Obesity is a known risk factor for cardiovascular disease and contributes to the development and progression of kidney disease. However, the specific influence of obesity on outcomes in primary glomerular disease has not been well characterized. In this prospective cohort study, data were from 541 participants enrolled in the Nephrotic Syndrome Study Network (NEPTUNE), between 2010 and 2019, at 23 sites across North America. Blood pressure, lipids, and kidney disease outcomes including complete proteinuria remission, kidney failure, and chronic kidney disease progression were evaluated. Data were analyzed using linear and logistic regression with generalized estimating equations and time-varying Cox regression with Kaplan-Meier plots.
BP in Young Adults with CKD and Associations with Cardiovascular Events and Decline in Kidney Function
Although young adults (aged 18–40 years) with CKD are at risk for poor cardiovascular and renal outcomes, with hypertension an important and potentially modifiable risk factor, they are largely absent from observational studies and clinical trials of BP in patients with CKD. To address this knowledge gap, this observational study provides a description of BP and its relation to outcomes specifically in young adults with CKD. It demonstrates that among young adults with CKD, higher BP is associated with cardiovascular events (particularly heart failure) and CKD progression. The study’s findings may provide a foundation for future work to develop best practices for BP management in young adults with CKD and improve outcomes.
Mixed Methods Research to Advance Nephrology
Mixed methods research combines elements of quantitative and qualitative methodologies in an effort to leverage their unique strengths and counterbalance their respective limitations.
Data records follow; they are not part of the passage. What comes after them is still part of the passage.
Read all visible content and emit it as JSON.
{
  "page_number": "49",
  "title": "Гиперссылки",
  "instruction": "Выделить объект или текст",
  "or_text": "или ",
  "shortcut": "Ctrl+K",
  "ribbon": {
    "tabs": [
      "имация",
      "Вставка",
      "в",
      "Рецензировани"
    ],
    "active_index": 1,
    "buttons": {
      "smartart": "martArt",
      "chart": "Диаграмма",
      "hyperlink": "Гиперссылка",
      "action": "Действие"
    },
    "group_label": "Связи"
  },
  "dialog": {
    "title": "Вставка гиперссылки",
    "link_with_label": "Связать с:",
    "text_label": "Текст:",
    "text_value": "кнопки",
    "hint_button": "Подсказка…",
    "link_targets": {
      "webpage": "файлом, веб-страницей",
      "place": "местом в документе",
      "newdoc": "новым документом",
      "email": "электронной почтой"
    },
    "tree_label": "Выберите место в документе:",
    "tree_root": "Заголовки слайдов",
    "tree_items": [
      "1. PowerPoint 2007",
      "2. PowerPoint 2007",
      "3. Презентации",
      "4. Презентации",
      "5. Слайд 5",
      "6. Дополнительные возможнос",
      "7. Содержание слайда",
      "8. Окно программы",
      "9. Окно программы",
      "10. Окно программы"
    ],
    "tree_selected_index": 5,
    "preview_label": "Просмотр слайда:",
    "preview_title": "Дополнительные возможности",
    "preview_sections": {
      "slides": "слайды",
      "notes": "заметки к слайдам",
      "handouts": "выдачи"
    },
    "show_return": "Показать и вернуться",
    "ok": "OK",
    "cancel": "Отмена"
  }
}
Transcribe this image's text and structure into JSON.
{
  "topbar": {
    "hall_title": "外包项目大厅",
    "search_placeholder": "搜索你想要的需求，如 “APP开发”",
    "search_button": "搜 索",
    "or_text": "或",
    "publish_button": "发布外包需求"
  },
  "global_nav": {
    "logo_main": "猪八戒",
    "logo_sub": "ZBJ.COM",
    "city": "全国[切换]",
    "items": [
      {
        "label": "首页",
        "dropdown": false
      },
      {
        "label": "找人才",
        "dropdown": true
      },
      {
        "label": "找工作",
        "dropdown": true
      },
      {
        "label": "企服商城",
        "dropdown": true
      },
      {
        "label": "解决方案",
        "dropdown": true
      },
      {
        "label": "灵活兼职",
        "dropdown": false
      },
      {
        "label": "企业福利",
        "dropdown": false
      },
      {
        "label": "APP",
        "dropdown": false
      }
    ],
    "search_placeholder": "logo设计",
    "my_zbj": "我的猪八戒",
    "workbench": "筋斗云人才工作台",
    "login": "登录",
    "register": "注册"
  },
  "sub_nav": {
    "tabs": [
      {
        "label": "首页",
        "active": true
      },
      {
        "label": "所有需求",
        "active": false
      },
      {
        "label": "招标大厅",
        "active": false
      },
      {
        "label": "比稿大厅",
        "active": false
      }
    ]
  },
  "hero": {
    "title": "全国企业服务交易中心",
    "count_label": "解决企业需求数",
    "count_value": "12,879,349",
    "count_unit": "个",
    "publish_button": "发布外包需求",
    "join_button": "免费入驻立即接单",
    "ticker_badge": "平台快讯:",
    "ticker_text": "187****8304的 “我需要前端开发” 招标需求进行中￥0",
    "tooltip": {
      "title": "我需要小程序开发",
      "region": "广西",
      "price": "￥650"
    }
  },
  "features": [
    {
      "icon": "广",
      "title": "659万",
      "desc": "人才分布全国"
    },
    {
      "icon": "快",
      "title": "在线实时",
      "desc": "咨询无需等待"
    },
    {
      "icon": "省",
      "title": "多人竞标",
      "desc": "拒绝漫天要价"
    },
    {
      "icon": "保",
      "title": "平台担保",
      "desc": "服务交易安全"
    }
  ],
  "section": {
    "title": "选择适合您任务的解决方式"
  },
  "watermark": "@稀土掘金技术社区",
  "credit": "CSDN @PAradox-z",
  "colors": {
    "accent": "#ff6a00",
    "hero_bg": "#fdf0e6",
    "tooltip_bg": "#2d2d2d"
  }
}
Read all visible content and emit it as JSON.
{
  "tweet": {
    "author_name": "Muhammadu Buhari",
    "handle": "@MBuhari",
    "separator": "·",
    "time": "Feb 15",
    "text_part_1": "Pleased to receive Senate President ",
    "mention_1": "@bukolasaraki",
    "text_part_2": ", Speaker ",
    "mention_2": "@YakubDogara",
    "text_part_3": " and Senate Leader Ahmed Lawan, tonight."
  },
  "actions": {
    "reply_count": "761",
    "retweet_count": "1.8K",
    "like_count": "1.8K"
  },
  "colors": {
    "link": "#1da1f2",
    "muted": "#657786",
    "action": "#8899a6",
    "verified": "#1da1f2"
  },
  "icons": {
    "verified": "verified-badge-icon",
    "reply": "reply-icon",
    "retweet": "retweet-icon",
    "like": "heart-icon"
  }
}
This article provides a concise overview of mixed methods research, highlighting the general forms and functions of mixing quantitative and qualitative methodologies, and concludes with an example from the nephrology literature to illustrate its application.
Changes in cancer incidence and outcomes among kidney transplant recipients in the United States over a thirty-year period
Recipients of kidney transplants have elevated cancer risk compared with the general population. Improvements over time in transplant care and cancer treatment may have affected incidence and outcomes of cancer among recipients of kidney transplant. To evaluate this, we used linked United States transplant and cancer registry data to study 101,014 adult recipients of kidney transplants over three decades (1987-1996, 1997-2006, 2007-2016). Poisson regression was used to assess trends in incidence for cancer overall and seven common cancers. Associations of cancer with risk of death-censored graft failure (DCGF) and death with functioning graft (DWFG) were evaluated with Cox regression. We also estimated absolute risks of DCGF and graft failure following cancer for recipients transplanted in 2007-2016. There was no significant change in the incidence of cancer overall or for six common cancers in recipients across the 1987-2016 period.